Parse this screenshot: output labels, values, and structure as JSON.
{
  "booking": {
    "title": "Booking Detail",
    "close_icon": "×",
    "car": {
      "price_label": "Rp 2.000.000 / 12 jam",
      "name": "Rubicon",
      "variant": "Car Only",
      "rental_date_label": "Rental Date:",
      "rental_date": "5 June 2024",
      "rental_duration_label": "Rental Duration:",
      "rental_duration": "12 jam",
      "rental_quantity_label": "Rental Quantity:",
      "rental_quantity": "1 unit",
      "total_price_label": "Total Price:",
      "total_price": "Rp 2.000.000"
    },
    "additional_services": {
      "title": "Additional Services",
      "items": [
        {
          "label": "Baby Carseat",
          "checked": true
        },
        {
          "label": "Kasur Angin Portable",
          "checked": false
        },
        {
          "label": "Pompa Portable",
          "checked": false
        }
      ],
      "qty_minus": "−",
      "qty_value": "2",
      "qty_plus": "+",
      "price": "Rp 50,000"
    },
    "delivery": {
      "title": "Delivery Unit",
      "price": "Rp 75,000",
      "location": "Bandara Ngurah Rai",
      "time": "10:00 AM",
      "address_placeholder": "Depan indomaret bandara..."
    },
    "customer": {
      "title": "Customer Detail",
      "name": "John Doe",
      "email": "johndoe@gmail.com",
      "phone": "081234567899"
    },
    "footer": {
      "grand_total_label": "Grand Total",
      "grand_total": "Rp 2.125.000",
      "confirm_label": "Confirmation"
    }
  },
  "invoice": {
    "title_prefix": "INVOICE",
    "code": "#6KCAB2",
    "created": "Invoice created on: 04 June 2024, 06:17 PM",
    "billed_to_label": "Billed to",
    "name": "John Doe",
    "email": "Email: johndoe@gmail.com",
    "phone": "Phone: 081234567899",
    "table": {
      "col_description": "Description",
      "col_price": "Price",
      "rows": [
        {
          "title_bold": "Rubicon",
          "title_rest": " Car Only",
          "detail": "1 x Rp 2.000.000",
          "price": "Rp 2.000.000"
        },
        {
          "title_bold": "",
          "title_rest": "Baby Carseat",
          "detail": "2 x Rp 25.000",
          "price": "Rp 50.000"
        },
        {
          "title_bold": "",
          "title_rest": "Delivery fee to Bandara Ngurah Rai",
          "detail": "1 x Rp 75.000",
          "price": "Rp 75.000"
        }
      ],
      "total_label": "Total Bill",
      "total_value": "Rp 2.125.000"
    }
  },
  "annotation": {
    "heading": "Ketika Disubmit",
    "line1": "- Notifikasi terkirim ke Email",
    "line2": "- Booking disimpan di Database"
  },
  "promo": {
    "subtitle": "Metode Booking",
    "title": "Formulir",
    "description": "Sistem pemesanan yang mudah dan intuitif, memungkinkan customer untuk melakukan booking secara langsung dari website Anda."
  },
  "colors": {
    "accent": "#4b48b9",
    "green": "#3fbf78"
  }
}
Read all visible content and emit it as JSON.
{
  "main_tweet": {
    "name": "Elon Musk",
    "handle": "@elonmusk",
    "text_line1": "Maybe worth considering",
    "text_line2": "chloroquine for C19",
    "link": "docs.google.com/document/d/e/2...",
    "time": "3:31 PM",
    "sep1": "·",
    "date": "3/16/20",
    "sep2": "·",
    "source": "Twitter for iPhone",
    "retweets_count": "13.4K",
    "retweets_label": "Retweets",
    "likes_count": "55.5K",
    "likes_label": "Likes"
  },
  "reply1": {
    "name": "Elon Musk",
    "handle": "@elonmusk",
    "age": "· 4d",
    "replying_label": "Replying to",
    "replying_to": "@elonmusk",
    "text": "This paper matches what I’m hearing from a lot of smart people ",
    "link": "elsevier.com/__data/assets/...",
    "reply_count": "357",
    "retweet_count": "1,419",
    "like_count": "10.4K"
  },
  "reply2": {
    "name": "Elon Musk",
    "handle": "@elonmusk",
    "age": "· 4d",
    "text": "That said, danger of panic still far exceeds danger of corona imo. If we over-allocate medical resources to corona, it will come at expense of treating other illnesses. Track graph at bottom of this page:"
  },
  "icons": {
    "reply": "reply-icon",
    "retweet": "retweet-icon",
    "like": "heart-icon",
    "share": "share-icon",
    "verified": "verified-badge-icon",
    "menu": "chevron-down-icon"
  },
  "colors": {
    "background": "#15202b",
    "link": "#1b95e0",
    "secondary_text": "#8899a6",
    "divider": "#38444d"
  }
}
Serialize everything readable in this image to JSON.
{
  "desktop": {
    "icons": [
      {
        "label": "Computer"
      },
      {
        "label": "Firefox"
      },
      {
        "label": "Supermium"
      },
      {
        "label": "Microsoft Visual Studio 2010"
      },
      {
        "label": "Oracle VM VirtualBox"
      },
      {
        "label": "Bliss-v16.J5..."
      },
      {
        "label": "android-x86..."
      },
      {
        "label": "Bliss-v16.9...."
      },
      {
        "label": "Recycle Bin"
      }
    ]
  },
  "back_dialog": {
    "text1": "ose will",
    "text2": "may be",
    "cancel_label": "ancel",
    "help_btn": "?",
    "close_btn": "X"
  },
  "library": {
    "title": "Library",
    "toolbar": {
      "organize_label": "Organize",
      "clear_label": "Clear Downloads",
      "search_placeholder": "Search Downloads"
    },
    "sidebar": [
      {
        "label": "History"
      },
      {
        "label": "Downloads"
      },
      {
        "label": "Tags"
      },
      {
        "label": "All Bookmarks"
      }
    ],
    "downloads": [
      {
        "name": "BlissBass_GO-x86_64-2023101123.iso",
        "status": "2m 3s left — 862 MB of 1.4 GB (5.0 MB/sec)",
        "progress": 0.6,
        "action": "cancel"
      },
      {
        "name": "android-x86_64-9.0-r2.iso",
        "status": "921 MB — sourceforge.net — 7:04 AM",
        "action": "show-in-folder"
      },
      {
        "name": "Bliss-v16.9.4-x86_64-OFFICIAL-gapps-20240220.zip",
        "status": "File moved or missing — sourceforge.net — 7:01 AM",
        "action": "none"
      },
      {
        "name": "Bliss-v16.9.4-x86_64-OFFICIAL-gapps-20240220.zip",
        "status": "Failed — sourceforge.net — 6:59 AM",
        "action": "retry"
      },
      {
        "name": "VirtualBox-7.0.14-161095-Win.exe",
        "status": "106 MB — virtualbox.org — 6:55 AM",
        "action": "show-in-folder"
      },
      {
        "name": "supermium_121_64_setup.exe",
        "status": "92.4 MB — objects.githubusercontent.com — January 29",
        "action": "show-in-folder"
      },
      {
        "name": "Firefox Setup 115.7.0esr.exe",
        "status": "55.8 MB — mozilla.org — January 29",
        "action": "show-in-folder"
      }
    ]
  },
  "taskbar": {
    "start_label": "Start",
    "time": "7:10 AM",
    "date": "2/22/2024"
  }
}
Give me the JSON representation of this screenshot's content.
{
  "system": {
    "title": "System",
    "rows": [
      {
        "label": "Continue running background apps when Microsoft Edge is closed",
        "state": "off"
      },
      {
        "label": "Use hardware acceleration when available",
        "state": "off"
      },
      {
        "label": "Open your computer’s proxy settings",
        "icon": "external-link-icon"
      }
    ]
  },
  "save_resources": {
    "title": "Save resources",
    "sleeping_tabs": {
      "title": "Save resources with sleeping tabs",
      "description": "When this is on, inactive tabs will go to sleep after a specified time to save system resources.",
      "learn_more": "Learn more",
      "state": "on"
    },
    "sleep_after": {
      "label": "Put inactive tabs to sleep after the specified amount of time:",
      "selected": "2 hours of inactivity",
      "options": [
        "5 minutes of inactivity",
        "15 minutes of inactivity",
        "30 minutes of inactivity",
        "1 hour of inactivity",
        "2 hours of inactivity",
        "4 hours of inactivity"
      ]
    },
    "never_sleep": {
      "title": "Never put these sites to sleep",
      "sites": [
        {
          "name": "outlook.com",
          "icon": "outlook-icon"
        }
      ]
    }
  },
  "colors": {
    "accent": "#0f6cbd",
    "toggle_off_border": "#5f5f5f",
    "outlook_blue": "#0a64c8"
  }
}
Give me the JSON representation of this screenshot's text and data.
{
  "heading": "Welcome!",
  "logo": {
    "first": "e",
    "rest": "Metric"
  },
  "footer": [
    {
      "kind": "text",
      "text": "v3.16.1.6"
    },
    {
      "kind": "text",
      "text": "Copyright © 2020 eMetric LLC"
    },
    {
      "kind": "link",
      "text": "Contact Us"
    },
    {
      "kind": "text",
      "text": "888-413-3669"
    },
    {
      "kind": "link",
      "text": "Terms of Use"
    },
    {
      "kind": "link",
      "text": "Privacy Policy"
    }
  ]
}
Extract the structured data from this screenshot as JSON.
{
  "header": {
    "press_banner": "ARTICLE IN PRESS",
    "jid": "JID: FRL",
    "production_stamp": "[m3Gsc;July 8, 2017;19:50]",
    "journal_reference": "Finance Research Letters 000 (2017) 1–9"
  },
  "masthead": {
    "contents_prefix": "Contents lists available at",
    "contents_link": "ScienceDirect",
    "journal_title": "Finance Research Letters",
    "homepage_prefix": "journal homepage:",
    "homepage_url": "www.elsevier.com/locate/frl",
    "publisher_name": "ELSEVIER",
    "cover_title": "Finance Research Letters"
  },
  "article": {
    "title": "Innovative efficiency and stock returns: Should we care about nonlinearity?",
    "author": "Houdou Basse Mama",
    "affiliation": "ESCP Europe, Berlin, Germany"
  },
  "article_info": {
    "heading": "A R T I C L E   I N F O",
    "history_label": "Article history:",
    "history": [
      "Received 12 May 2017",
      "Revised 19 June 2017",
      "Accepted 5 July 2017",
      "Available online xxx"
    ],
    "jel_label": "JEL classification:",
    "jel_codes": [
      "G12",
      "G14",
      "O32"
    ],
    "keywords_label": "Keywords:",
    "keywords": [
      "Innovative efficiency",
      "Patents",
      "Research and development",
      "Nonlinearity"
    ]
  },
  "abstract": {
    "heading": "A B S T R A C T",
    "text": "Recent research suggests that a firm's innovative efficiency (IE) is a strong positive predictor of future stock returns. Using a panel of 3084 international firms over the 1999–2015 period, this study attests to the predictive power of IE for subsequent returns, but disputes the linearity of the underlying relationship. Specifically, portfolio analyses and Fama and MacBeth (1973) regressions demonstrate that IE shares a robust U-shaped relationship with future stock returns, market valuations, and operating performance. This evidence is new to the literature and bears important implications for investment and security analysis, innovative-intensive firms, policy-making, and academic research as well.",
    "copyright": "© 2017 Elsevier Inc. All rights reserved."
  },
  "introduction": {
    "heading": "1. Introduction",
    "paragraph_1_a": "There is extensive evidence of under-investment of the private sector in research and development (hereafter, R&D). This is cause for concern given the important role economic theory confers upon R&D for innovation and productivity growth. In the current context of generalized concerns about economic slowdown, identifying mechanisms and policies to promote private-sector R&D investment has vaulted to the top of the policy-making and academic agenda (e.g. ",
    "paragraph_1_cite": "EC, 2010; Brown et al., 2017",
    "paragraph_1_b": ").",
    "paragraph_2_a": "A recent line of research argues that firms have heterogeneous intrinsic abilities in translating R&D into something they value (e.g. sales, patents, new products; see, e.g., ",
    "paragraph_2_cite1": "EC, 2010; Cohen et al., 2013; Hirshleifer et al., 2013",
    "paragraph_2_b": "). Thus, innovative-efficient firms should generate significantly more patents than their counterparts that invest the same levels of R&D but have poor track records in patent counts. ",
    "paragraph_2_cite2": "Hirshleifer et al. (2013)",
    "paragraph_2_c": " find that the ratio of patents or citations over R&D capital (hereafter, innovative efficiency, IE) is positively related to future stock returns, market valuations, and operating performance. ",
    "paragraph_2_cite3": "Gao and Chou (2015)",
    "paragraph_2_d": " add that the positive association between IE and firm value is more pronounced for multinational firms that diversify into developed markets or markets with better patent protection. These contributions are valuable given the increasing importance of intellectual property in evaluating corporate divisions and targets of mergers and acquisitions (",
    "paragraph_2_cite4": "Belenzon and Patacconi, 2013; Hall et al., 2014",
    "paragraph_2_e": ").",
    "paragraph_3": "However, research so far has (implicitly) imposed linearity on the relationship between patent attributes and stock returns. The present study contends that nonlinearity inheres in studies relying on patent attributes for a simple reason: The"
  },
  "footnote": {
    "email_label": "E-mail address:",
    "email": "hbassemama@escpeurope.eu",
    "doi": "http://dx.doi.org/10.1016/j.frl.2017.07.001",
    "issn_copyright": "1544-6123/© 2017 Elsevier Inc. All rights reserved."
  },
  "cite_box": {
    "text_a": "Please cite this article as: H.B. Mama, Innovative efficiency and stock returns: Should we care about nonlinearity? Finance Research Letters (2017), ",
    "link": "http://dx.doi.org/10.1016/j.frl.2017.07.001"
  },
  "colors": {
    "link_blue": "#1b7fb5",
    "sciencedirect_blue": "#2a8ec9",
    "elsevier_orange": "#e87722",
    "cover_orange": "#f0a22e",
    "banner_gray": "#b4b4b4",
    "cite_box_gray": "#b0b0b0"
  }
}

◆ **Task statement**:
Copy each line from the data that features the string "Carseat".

◆ **Written answer**:
          "label": "Baby Carseat",
          "title_rest": "Baby Carseat",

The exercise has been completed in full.